For the word "update", report how many lines of the records below contain it, and nothing more.

********************

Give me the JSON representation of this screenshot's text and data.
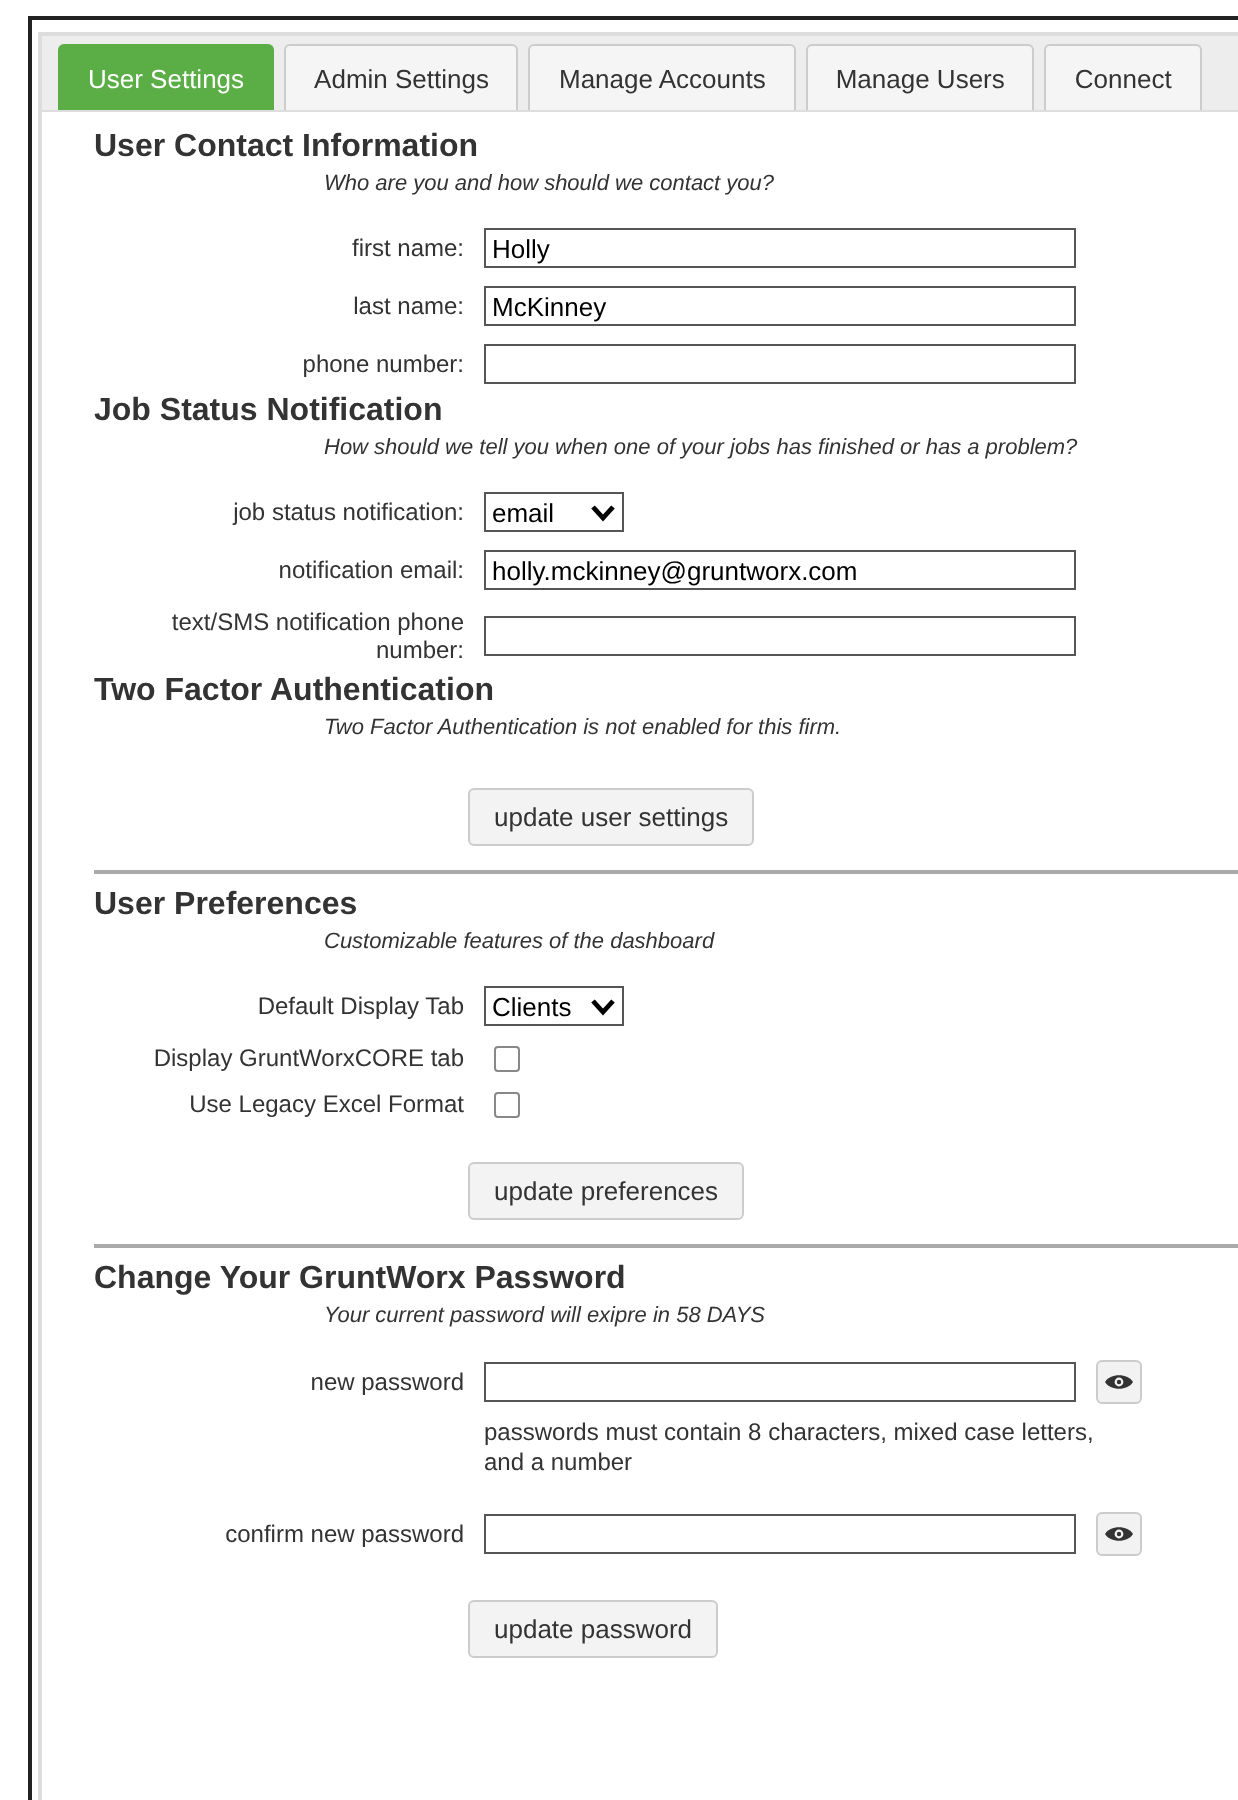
{
  "tabs": [
    {
      "label": "User Settings",
      "selected": true
    },
    {
      "label": "Admin Settings",
      "selected": false
    },
    {
      "label": "Manage Accounts",
      "selected": false
    },
    {
      "label": "Manage Users",
      "selected": false
    },
    {
      "label": "Connect",
      "selected": false
    }
  ],
  "panels": [
    {
      "sections": [
        {
          "title": "User Contact Information",
          "subtitle": "Who are you and how should we contact you?",
          "fields": [
            {
              "kind": "text",
              "label": "first name:",
              "value": "Holly"
            },
            {
              "kind": "text",
              "label": "last name:",
              "value": "McKinney"
            },
            {
              "kind": "text",
              "label": "phone number:"
            }
          ]
        },
        {
          "title": "Job Status Notification",
          "subtitle": "How should we tell you when one of your jobs has finished or has a problem?",
          "fields": [
            {
              "kind": "select",
              "label": "job status notification:",
              "value": "email"
            },
            {
              "kind": "text",
              "label": "notification email:",
              "value": "holly.mckinney@gruntworx.com"
            },
            {
              "kind": "text",
              "label": "text/SMS notification phone number:"
            }
          ]
        },
        {
          "title": "Two Factor Authentication",
          "subtitle": "Two Factor Authentication is not enabled for this firm."
        }
      ],
      "button": "update user settings"
    },
    {
      "sections": [
        {
          "title": "User Preferences",
          "subtitle": "Customizable features of the dashboard",
          "fields": [
            {
              "kind": "select",
              "label": "Default Display Tab",
              "value": "Clients"
            },
            {
              "kind": "checkbox",
              "label": "Display GruntWorxCORE tab",
              "checked": false
            },
            {
              "kind": "checkbox",
              "label": "Use Legacy Excel Format",
              "checked": false
            }
          ]
        }
      ],
      "button": "update preferences"
    },
    {
      "sections": [
        {
          "title": "Change Your GruntWorx Password",
          "subtitle": "Your current password will exipre in 58 DAYS",
          "fields": [
            {
              "kind": "password",
              "label": "new password"
            },
            {
              "kind": "hint",
              "text": "passwords must contain 8 characters, mixed case letters, and a number"
            },
            {
              "kind": "password",
              "label": "confirm new password"
            }
          ]
        }
      ],
      "button": "update password"
    }
  ]
}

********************

**SOLUTION TO THIS PROBLEM**. 3